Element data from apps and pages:
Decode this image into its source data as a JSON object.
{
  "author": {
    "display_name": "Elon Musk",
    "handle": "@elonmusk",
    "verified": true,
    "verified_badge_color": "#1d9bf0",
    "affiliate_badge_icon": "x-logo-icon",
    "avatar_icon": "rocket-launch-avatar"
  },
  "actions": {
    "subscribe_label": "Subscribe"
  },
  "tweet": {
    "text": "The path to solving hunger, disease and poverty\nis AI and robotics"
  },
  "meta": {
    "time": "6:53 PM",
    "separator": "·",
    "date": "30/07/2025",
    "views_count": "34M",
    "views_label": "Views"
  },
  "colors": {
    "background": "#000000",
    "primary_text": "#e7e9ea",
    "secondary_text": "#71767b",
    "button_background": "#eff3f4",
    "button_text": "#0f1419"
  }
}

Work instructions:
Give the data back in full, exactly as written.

Written answer:
Decode this image into its source data as a JSON object.
{
  "author": {
    "display_name": "Elon Musk",
    "handle": "@elonmusk",
    "verified": true,
    "verified_badge_color": "#1d9bf0",
    "affiliate_badge_icon": "x-logo-icon",
    "avatar_icon": "rocket-launch-avatar"
  },
  "actions": {
    "subscribe_label": "Subscribe"
  },
  "tweet": {
    "text": "The path to solving hunger, disease and poverty\nis AI and robotics"
  },
  "meta": {
    "time": "6:53 PM",
    "separator": "·",
    "date": "30/07/2025",
    "views_count": "34M",
    "views_label": "Views"
  },
  "colors": {
    "background": "#000000",
    "primary_text": "#e7e9ea",
    "secondary_text": "#71767b",
    "button_background": "#eff3f4",
    "button_text": "#0f1419"
  }
}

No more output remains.